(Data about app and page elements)
----

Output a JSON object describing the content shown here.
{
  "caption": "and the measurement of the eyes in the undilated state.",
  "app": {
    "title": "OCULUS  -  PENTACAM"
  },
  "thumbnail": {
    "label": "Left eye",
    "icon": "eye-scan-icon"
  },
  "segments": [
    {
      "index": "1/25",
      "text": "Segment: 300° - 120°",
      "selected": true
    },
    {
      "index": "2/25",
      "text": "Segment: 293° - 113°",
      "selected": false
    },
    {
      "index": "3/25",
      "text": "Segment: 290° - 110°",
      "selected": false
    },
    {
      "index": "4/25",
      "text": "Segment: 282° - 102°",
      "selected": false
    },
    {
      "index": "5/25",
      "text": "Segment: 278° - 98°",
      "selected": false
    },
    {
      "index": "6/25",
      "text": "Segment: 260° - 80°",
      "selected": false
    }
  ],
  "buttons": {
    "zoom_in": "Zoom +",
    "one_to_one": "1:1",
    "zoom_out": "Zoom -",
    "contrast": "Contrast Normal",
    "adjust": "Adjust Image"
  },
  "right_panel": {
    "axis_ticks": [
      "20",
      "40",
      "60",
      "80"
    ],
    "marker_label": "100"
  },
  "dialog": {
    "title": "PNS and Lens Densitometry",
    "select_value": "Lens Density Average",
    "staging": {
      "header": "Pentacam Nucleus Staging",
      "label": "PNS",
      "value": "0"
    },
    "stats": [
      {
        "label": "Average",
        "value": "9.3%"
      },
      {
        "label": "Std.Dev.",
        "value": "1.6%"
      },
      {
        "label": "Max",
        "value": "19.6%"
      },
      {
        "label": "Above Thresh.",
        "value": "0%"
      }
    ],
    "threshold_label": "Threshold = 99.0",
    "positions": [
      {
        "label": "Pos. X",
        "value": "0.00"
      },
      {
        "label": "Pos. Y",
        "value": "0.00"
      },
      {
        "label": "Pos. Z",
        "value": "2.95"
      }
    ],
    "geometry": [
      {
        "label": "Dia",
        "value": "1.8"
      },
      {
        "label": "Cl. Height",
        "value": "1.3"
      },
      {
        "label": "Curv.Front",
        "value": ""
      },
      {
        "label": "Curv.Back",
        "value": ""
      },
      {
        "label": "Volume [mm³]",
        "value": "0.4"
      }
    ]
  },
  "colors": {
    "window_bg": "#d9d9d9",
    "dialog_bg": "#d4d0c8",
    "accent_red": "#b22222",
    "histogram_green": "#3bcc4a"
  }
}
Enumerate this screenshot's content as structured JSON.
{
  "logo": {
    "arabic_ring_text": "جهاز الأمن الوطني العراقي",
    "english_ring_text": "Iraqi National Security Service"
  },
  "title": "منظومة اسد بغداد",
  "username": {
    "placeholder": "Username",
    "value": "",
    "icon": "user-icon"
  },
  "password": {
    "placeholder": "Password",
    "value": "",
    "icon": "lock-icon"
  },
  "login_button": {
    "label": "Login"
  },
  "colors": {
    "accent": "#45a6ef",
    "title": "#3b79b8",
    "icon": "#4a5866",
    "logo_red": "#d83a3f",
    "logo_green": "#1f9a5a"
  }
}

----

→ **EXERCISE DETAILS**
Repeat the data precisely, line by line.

→ **OUTPUT BELOW**
Output a JSON object describing the content shown here.
{
  "caption": "and the measurement of the eyes in the undilated state.",
  "app": {
    "title": "OCULUS  -  PENTACAM"
  },
  "thumbnail": {
    "label": "Left eye",
    "icon": "eye-scan-icon"
  },
  "segments": [
    {
      "index": "1/25",
      "text": "Segment: 300° - 120°",
      "selected": true
    },
    {
      "index": "2/25",
      "text": "Segment: 293° - 113°",
      "selected": false
    },
    {
      "index": "3/25",
      "text": "Segment: 290° - 110°",
      "selected": false
    },
    {
      "index": "4/25",
      "text": "Segment: 282° - 102°",
      "selected": false
    },
    {
      "index": "5/25",
      "text": "Segment: 278° - 98°",
      "selected": false
    },
    {
      "index": "6/25",
      "text": "Segment: 260° - 80°",
      "selected": false
    }
  ],
  "buttons": {
    "zoom_in": "Zoom +",
    "one_to_one": "1:1",
    "zoom_out": "Zoom -",
    "contrast": "Contrast Normal",
    "adjust": "Adjust Image"
  },
  "right_panel": {
    "axis_ticks": [
      "20",
      "40",
      "60",
      "80"
    ],
    "marker_label": "100"
  },
  "dialog": {
    "title": "PNS and Lens Densitometry",
    "select_value": "Lens Density Average",
    "staging": {
      "header": "Pentacam Nucleus Staging",
      "label": "PNS",
      "value": "0"
    },
    "stats": [
      {
        "label": "Average",
        "value": "9.3%"
      },
      {
        "label": "Std.Dev.",
        "value": "1.6%"
      },
      {
        "label": "Max",
        "value": "19.6%"
      },
      {
        "label": "Above Thresh.",
        "value": "0%"
      }
    ],
    "threshold_label": "Threshold = 99.0",
    "positions": [
      {
        "label": "Pos. X",
        "value": "0.00"
      },
      {
        "label": "Pos. Y",
        "value": "0.00"
      },
      {
        "label": "Pos. Z",
        "value": "2.95"
      }
    ],
    "geometry": [
      {
        "label": "Dia",
        "value": "1.8"
      },
      {
        "label": "Cl. Height",
        "value": "1.3"
      },
      {
        "label": "Curv.Front",
        "value": ""
      },
      {
        "label": "Curv.Back",
        "value": ""
      },
      {
        "label": "Volume [mm³]",
        "value": "0.4"
      }
    ]
  },
  "colors": {
    "window_bg": "#d9d9d9",
    "dialog_bg": "#d4d0c8",
    "accent_red": "#b22222",
    "histogram_green": "#3bcc4a"
  }
}
Enumerate this screenshot's content as structured JSON.
{
  "logo": {
    "arabic_ring_text": "جهاز الأمن الوطني العراقي",
    "english_ring_text": "Iraqi National Security Service"
  },
  "title": "منظومة اسد بغداد",
  "username": {
    "placeholder": "Username",
    "value": "",
    "icon": "user-icon"
  },
  "password": {
    "placeholder": "Password",
    "value": "",
    "icon": "lock-icon"
  },
  "login_button": {
    "label": "Login"
  },
  "colors": {
    "accent": "#45a6ef",
    "title": "#3b79b8",
    "icon": "#4a5866",
    "logo_red": "#d83a3f",
    "logo_green": "#1f9a5a"
  }
}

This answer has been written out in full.